    Bottom line The current evidence indicates that bridging external fixation, K-wire fixation, dorsal plating, volar plating, dorsal and volar plating, plaster fixation and non-bridging external fixation can have no marked difference in risk of complex regional pain syndrome in distal radius fracture patients. A restriction to the Chinese and English language means that some relevant studies may have been missed. The search terms were reported, but full details of the search strategy were not reported. No information was provided regarding the number of authors involved in the study selection process.

    Arch Med Sci 2017;13(1);163-73

  • 6

    Prophylactic vaccination against human papillomaviruses to prevent cervical cancer and its precursors

    Arbyn, M. ; Xu, L. ; Simoens, C. ; Martin‐Hirsch, P. P. L.

    Risk of Bias Assessment: Low

    All domains were considered at low concern. A range of comments were made about the review which can be found or are cited in the comments section of the review in the Cochrane Library.

    Bottom line HPV vaccines protect against cervical precancer in adolescent girls and women vaccinated between 15 and 26 years of age. The protection is lower when a part of the population is already infected with HPV. Longer-term follow-up is needed to assess the impact on cervical cancer.

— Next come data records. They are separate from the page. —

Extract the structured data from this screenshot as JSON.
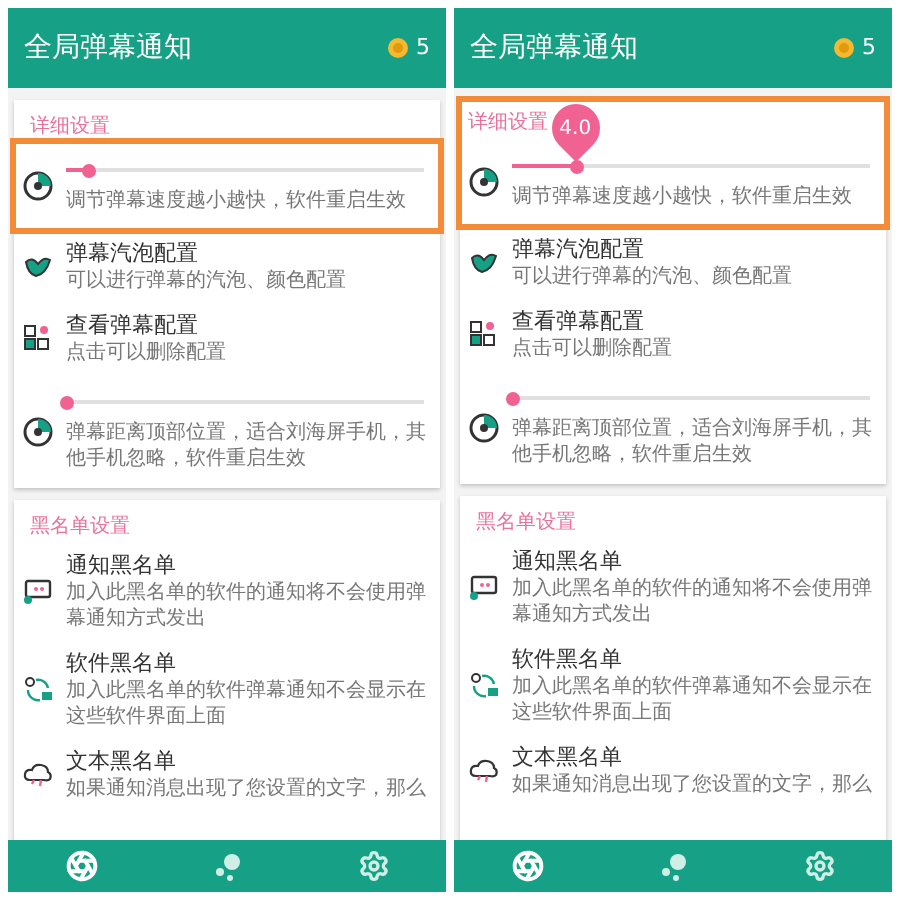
{
  "screens": [
    {
      "title": "全局弹幕通知",
      "coins": "5",
      "nav": [
        {
          "selected": true
        },
        {
          "selected": false
        },
        {
          "selected": false
        }
      ],
      "sections": [
        {
          "title": "详细设置",
          "highlighted": false,
          "items": [
            {
              "kind": "slider",
              "highlighted": true,
              "level": 0.06,
              "description": "调节弹幕速度越小越快，软件重启生效"
            },
            {
              "kind": "entry",
              "title": "弹幕汽泡配置",
              "description": "可以进行弹幕的汽泡、颜色配置"
            },
            {
              "kind": "entry",
              "title": "查看弹幕配置",
              "description": "点击可以删除配置"
            },
            {
              "kind": "slider",
              "highlighted": false,
              "level": 0,
              "description": "弹幕距离顶部位置，适合刘海屏手机，其他手机忽略，软件重启生效"
            }
          ]
        },
        {
          "title": "黑名单设置",
          "highlighted": false,
          "items": [
            {
              "kind": "entry",
              "title": "通知黑名单",
              "description": "加入此黑名单的软件的通知将不会使用弹幕通知方式发出"
            },
            {
              "kind": "entry",
              "title": "软件黑名单",
              "description": "加入此黑名单的软件弹幕通知不会显示在这些软件界面上面"
            },
            {
              "kind": "entry",
              "title": "文本黑名单",
              "description": "如果通知消息出现了您设置的文字，那么"
            }
          ]
        }
      ]
    },
    {
      "title": "全局弹幕通知",
      "coins": "5",
      "nav": [
        {
          "selected": true
        },
        {
          "selected": false
        },
        {
          "selected": false
        }
      ],
      "sections": [
        {
          "title": "详细设置",
          "highlighted": true,
          "items": [
            {
              "kind": "slider",
              "highlighted": false,
              "level": 0.18,
              "value_label": "4.0",
              "description": "调节弹幕速度越小越快，软件重启生效"
            },
            {
              "kind": "entry",
              "title": "弹幕汽泡配置",
              "description": "可以进行弹幕的汽泡、颜色配置"
            },
            {
              "kind": "entry",
              "title": "查看弹幕配置",
              "description": "点击可以删除配置"
            },
            {
              "kind": "slider",
              "highlighted": false,
              "level": 0,
              "description": "弹幕距离顶部位置，适合刘海屏手机，其他手机忽略，软件重启生效"
            }
          ]
        },
        {
          "title": "黑名单设置",
          "highlighted": false,
          "items": [
            {
              "kind": "entry",
              "title": "通知黑名单",
              "description": "加入此黑名单的软件的通知将不会使用弹幕通知方式发出"
            },
            {
              "kind": "entry",
              "title": "软件黑名单",
              "description": "加入此黑名单的软件弹幕通知不会显示在这些软件界面上面"
            },
            {
              "kind": "entry",
              "title": "文本黑名单",
              "description": "如果通知消息出现了您设置的文字，那么"
            }
          ]
        }
      ]
    }
  ]
}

There are limited data from trials on the effect of vaccines on deaths, stillbirth and babies born with malformations. However, no increased risk of serious adverse effects, miscarriage or pregnancy termination was found. These findings are likely to be reliable.

    Cochrane Database Syst Rev 2018, 5, CD009069, 10.1002/14651858.CD009069.pub3

  • 7

    Percutaneous endoscopic lumbar discectomy for recurrent lumbar disc herniation

    Li, X. ; Hu, Z. ; Cui, J. ; Han, Y. ; Pan, J. ; Yang, M. ; Tan, J. ; Sun, G. ; Li, L.

    Risk of Bias Assessment: Unclear

    Search terms were provided but a full search strategy was not reported, therefore it was not possible to judge if all relevant studies had been retrieved.

    Bottom line The evidence indicated that operative time, blood loss and complication rates were significantly reduced with percutaneous endoscopic lumbar discectomy in patients with recurrent lumbar disc herniation in comparison with open lumbar microdiscectomy. Whereas, the difference between the treatment groups were similar in terms of pain reduction, global perceived effect (MacNab score), re-operation and recurrence rate. Hence, percutaneous endoscopic lumbar discectomy could be used as an alternative to the conventional procedure in the treatment of recurrent lumbar disc herniation. Search terms were provided, but a full search strategy was not reported, therefore it was not possible to judge if all relevant studies had been retrieved. Further high-quality randomised controlled trials were required to address the present review question.

    Int J Surg 2016;27();8-16